You may find some of them in the Galaxy Communicator distribution,
as noted above;
You may be able to obtain some of them from willing participants in
the Communicator program;
You may choose to write some of them yourself.
In FY02, MITRE released the first version of its Open Source
Toolkit, an open-source collection of Communicator-compliant dialogue
system components. However, this effort is in its infancy. In addition to
(or instead of) those components, you may also want to visit some of the
Communicator contributors on the links page, some
of whom may make available their Communicator-compliant dialogue components
You don't get run-time semantic standards
The Galaxy Communicator infrastructure provides a sophisticated and general
transport layer for connecting servers and Hubs, as well as a message syntax,
but does not provide any specifications about the semantics of the
messages which travel between the servers and Hubs. That is, there's no standard
run-time API for speech recognizers, or audio devices, or parsers. While
the MITRE team has explored adapting existing APIs or message sets for use
with Communicator-compliant servers, nothing in the infrastructure endorses
any of these existing APIs or message sets.
You don't get configuration-time semantic standards
The Galaxy Communicator infrastructure provides no support or specifications

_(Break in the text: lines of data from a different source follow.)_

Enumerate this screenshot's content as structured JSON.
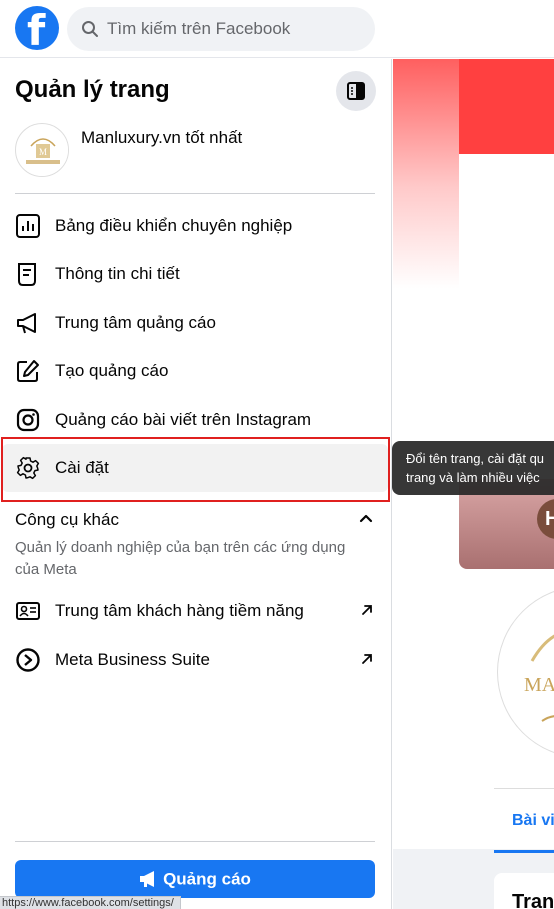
{
  "topbar": {
    "logo": "facebook-logo",
    "search_placeholder": "Tìm kiếm trên Facebook"
  },
  "panel": {
    "title": "Quản lý trang",
    "page_name": "Manluxury.vn tốt nhất",
    "menu": [
      {
        "label": "Bảng điều khiển chuyên nghiệp",
        "icon": "dashboard-icon"
      },
      {
        "label": "Thông tin chi tiết",
        "icon": "insights-icon"
      },
      {
        "label": "Trung tâm quảng cáo",
        "icon": "megaphone-icon"
      },
      {
        "label": "Tạo quảng cáo",
        "icon": "pencil-icon"
      },
      {
        "label": "Quảng cáo bài viết trên Instagram",
        "icon": "instagram-icon"
      },
      {
        "label": "Cài đặt",
        "icon": "gear-icon"
      }
    ],
    "other_tools": {
      "title": "Công cụ khác",
      "description": "Quản lý doanh nghiệp của bạn trên các ứng dụng của Meta",
      "items": [
        {
          "label": "Trung tâm khách hàng tiềm năng",
          "icon": "lead-center-icon"
        },
        {
          "label": "Meta Business Suite",
          "icon": "meta-business-icon"
        }
      ]
    },
    "ad_button": "Quảng cáo"
  },
  "tooltip": {
    "line1": "Đổi tên trang, cài đặt qu",
    "line2": "trang và làm nhiều việc"
  },
  "right": {
    "cover_letter": "H",
    "tab_label": "Bài viế",
    "card_title": "Tran"
  },
  "status_url": "https://www.facebook.com/settings/",
  "colors": {
    "brand_blue": "#1877f2",
    "highlight_red": "#e0201f"
  }
}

for standards for configuring individual servers. For instance, the W3C Voice Browsers group is proposing
specifications for speech recognition grammars. Such proposals are completely
compatible with the Galaxy Communicator infrastructure, but the infrastructure
does not endorse any particular proposal.
technical background, hardware and software requirements
The core Galaxy Communicator infrastructure is written in C, and detailed
documentation is provided only for the C libraries, so familiarity with C
is fairly important. Since the Galaxy Communicator infrastructure is a distributed
infrastructure, some background in distributed processing is preferable (e.g.,
RPC, CORBA, Java RMI), since distributed processing is a fairly distinct
programming paradigm. Object-oriented programming experience is not needed
unless you'll be using the Java or Allegro Common Lisp server bindings. Finally
(and fairly obviously, since you're already reading this), a reasonable command
of English is required for understanding the documentation.
The current version of the Galaxy Communicator infrastructure is actively
supported on Sparc Solaris, Intel Linux and Win32. Consult the installation instructions for more
The Galaxy Communicator infrastructure requires the GNU gcc compiler
and GNU make. Consult the installation instructions for more
A Communicator-compliant dialogue system consists of a process called the
Hub, together with a set of servers.
Servers and the Hub communicate with each other using named attribute-value
structures called frames. These frames
form the basis of all structured communication in the Galaxy Communicator
Almost all communication between Communicator-compliant servers passes through
the Hub. The Hub has a number of significant capabilities:
The Hub maintains connections to servers (parser, speech recognizer,
backend, etc.), and routes messages among them.
The message traffic routing in the Hub can be programmed via a scripting
language that controls the flow through each dialogue turn; the default scripting
language is the MIT scripting language,
but users can opt to use no scripting language or incorporate their own.
The Hub also incorporates an internal server named Builtin to implement user-visible administrative
The server libraries provide a number of convenient capabilities for managing
the data and communications. Detailed documentation is provided for the C
bindings; the documentation for other programming language bindings contains
representative examples and equivalence tables.